Against the backdrop of mounting Chinese-American trade tensions, the United States is stepping up cooperative efforts with allies to reduce its reliance on Chinese supplies of Rare Earths.
The most recent case in point – a partnership with Australia and Japan – includes the setting up of a separation facility in the U.S.
Reports the International Business Times:
“The Australia-based corporation Lynas, which is the world’s only major rare earth producer outside China, has joined hands with Texas-based Blue Line to set up the facility in Texas. Operations are expected to begin in 2021.”
The move ties into the overall context of an unfolding tech war that has been lurking underneath the surface of the trade confrontation between the United States and China.
As ARPN’s principal Dan McGroarty recently explained: “The specter of using rare earths as an economic weapon makes clear that the current trade war between the U.S. and China is in fact one front in a larger tech war – a competition to see which country will dominate the 21st Century Technology Age.”
With brinkmanship looming large on the REE and critical minerals front, the United States is finally taking steps to adapt to the realities of 21st Century resource policies.
In early June, the U.S. Department of Commerce released its Critical Minerals Strategy calling for “unprecedented action to ensure that the United States will not be cut off from these vital materials.”

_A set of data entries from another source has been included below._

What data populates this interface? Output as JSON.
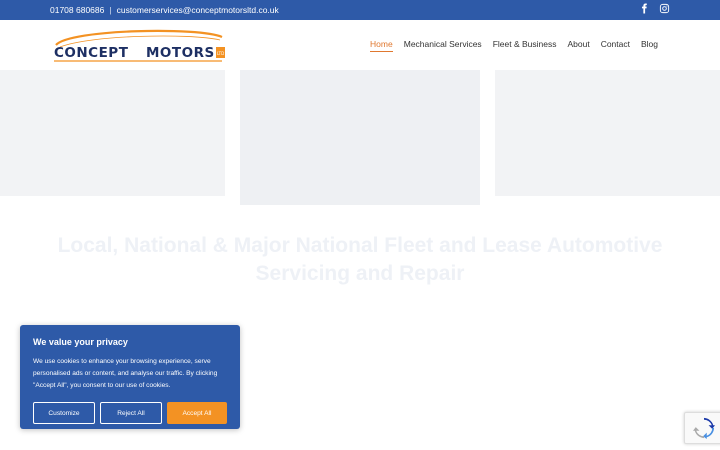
{
  "topbar": {
    "phone": "01708 680686",
    "separator": "|",
    "email": "customerservices@conceptmotorsltd.co.uk",
    "social_icons": [
      "facebook-icon",
      "instagram-icon"
    ]
  },
  "logo": {
    "text": "CONCEPT MOTORS",
    "mark": "LTD"
  },
  "nav": [
    {
      "label": "Home",
      "active": true
    },
    {
      "label": "Mechanical Services",
      "active": false
    },
    {
      "label": "Fleet & Business",
      "active": false
    },
    {
      "label": "About",
      "active": false
    },
    {
      "label": "Contact",
      "active": false
    },
    {
      "label": "Blog",
      "active": false
    }
  ],
  "cards": [
    {
      "title": "",
      "subtitle": ""
    },
    {
      "title": "",
      "subtitle": ""
    },
    {
      "title": "",
      "subtitle": ""
    }
  ],
  "hero": {
    "heading": "Local, National & Major National Fleet and Lease Automotive Servicing and Repair",
    "subheading": ""
  },
  "paragraphs": [
    "",
    "",
    "",
    ""
  ],
  "cookie": {
    "title": "We value your privacy",
    "body": "We use cookies to enhance your browsing experience, serve personalised ads or content, and analyse our traffic. By clicking \"Accept All\", you consent to our use of cookies.",
    "customize_label": "Customize",
    "reject_label": "Reject All",
    "accept_label": "Accept All"
  },
  "colors": {
    "brand_blue": "#2e5aa8",
    "accent_orange": "#e0782f",
    "accept_button": "#f39223"
  }
}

Also in June, the US state department and its Canadian and Australian counterparts announced that to ensure future supplies of materials needed for new energy technologies, including lithium, copper and cobalt, they will cooperate and “work to help countries discover and understand their mineral resources.”

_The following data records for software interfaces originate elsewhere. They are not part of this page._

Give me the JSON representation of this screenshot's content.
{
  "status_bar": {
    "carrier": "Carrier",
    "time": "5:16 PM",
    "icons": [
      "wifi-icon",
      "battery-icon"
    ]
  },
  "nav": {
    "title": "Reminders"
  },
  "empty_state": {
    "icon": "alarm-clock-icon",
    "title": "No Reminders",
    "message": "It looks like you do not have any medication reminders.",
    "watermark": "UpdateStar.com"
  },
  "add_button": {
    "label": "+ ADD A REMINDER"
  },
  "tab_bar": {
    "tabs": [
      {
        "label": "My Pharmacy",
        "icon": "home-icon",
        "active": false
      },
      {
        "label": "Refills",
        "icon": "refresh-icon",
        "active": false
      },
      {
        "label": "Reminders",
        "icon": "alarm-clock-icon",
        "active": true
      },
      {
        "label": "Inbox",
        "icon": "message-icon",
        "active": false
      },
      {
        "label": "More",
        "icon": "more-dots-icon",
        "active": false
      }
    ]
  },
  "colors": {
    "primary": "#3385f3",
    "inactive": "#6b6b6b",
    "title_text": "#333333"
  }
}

And after weeks of Chinese threats that it could cut off U.S. access to the essential technology materials known as rare earths, the Trump Administration in July took a counter-action of its own invoking the 69-year old Defense Production Act to spur domestic REE development.

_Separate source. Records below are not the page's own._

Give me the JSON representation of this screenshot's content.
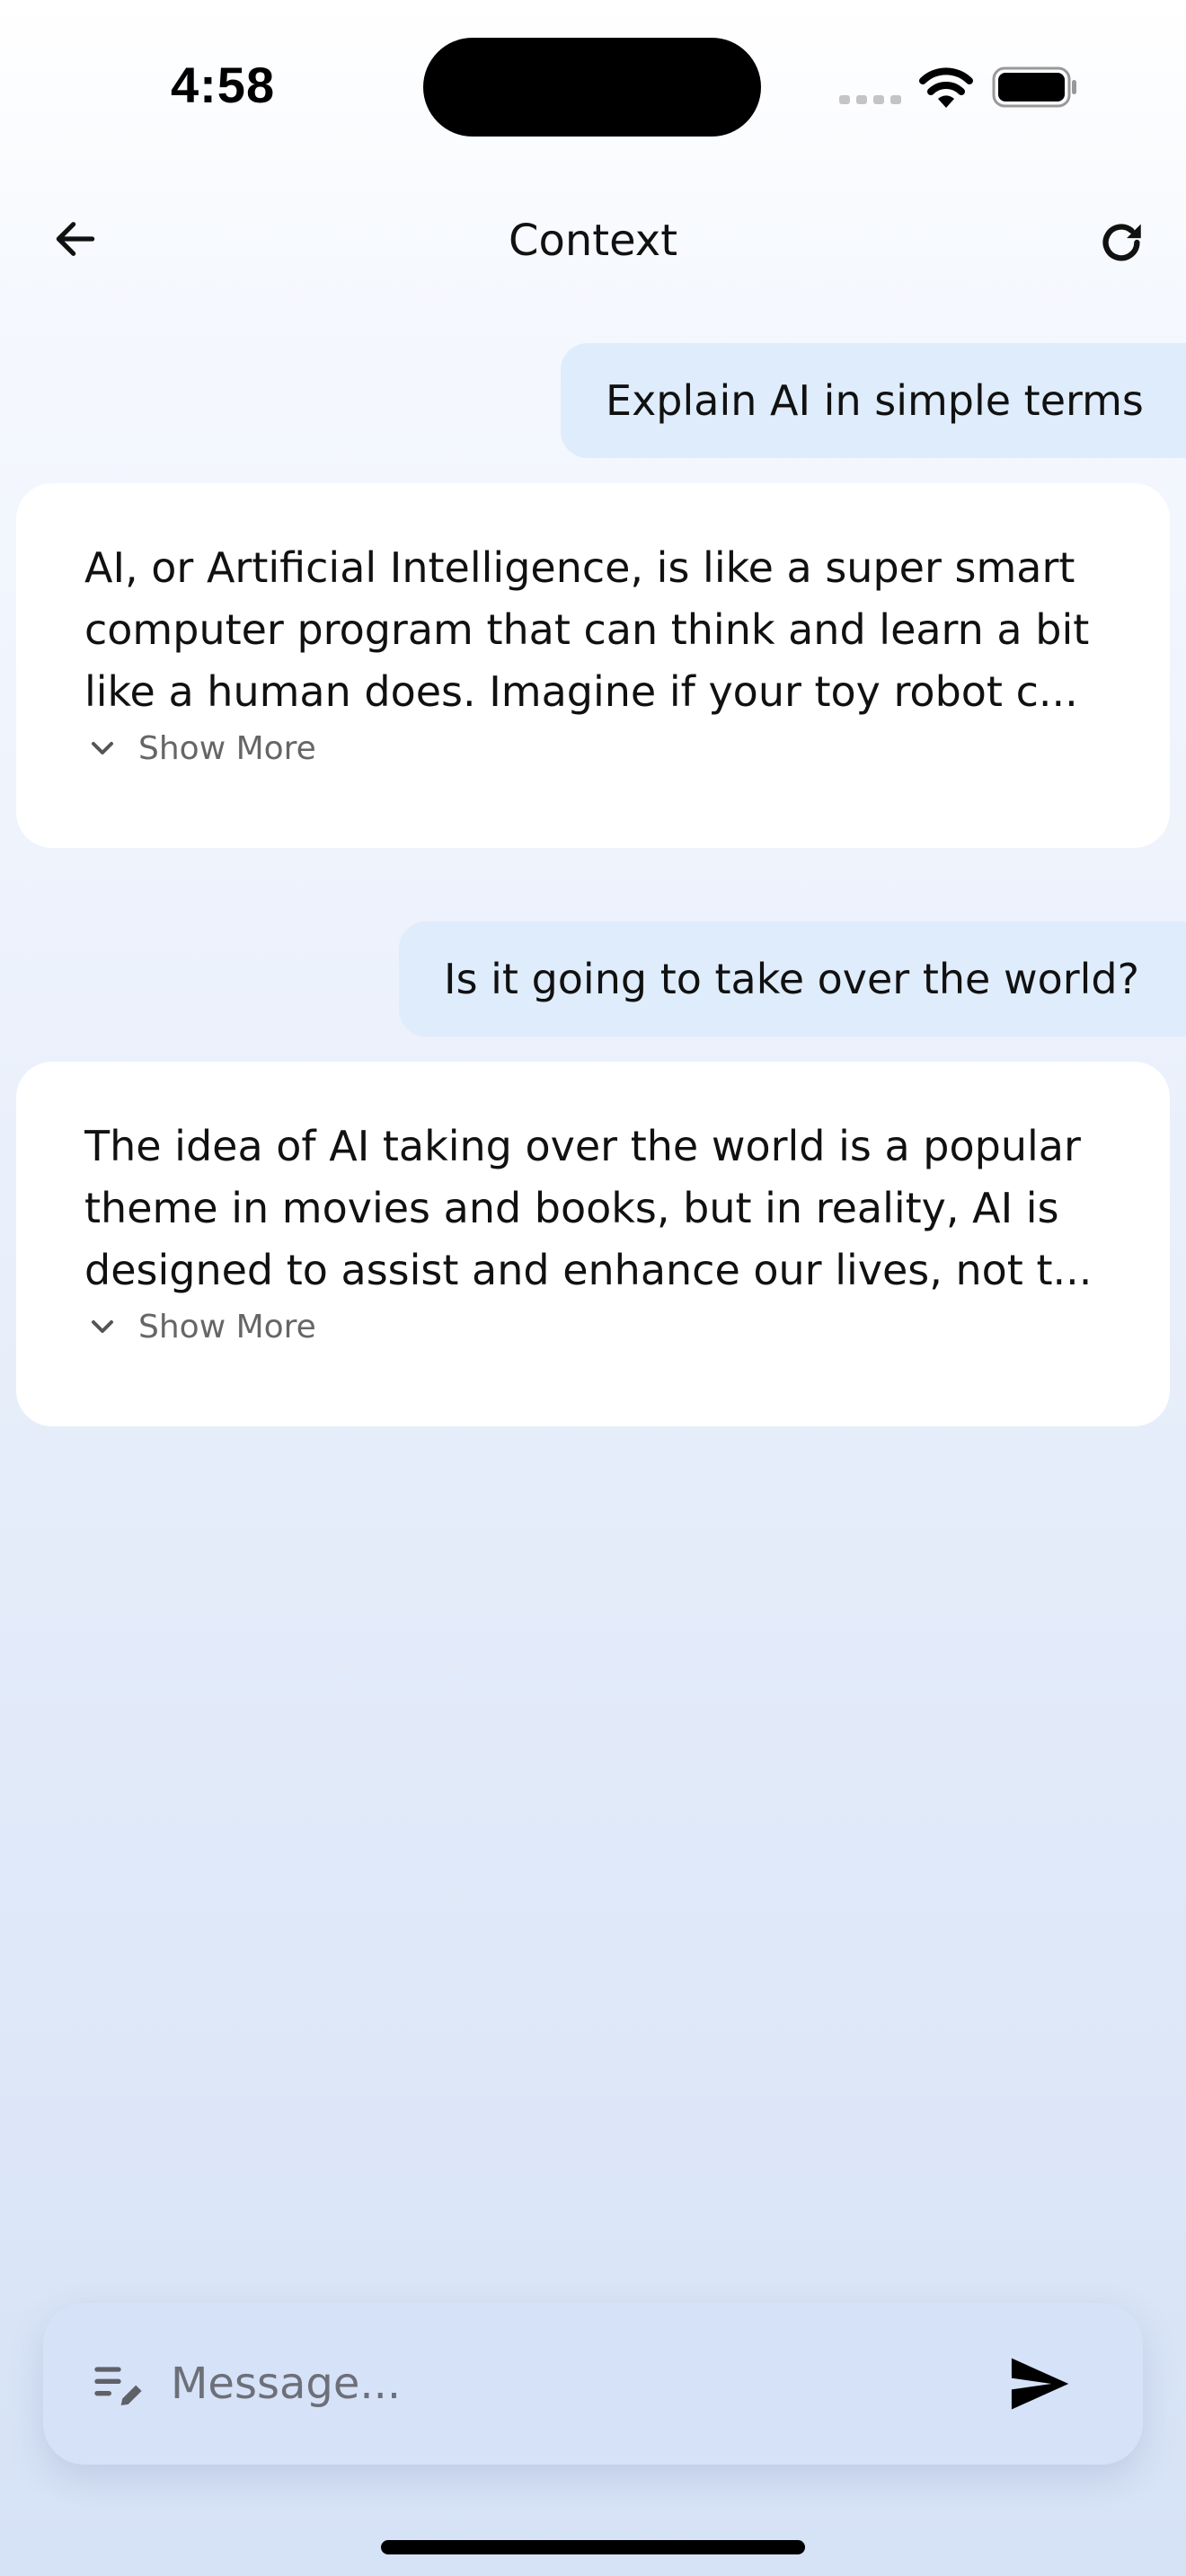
{
  "status_bar": {
    "time": "4:58"
  },
  "header": {
    "title": "Context",
    "back_icon": "arrow-left-icon",
    "refresh_icon": "refresh-icon"
  },
  "conversation": [
    {
      "role": "user",
      "text": "Explain AI in simple terms"
    },
    {
      "role": "assistant",
      "text": "AI, or Artificial Intelligence, is like a super smart computer program that can think and learn a bit like a human does. Imagine if your toy robot c...",
      "show_more_label": "Show More"
    },
    {
      "role": "user",
      "text": "Is it going to take over the world?"
    },
    {
      "role": "assistant",
      "text": "The idea of AI taking over the world is a popular theme in movies and books, but in reality, AI is designed to assist and enhance our lives, not t...",
      "show_more_label": "Show More"
    }
  ],
  "composer": {
    "placeholder": "Message...",
    "value": "",
    "compose_icon": "notes-edit-icon",
    "send_icon": "send-icon"
  },
  "colors": {
    "user_bubble": "#dfecfb",
    "assistant_card": "#ffffff",
    "input_bar": "#d6e2f8",
    "muted_text": "#666666"
  }
}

The latest partnership announcement between the United States, Australia and Japan ties into this overall realization that the materials science revolution requires a more comprehensive, strategic and concerted approach to resource policy than that pursued by the United States to date.
All of this is good news. However, after decades of failing to prioritize mineral resource policy, big questions remain for the U.S., as McGroarty recently outlined:
“How will China respond to the new U.S. action? And how quickly can the U.S. close the rare earths gap — with production today at zero, even as known U.S. rare earth resources exist — before China loses its leverage over materials the U.S. Government has deemed critical to ‘the national economy and national security?’”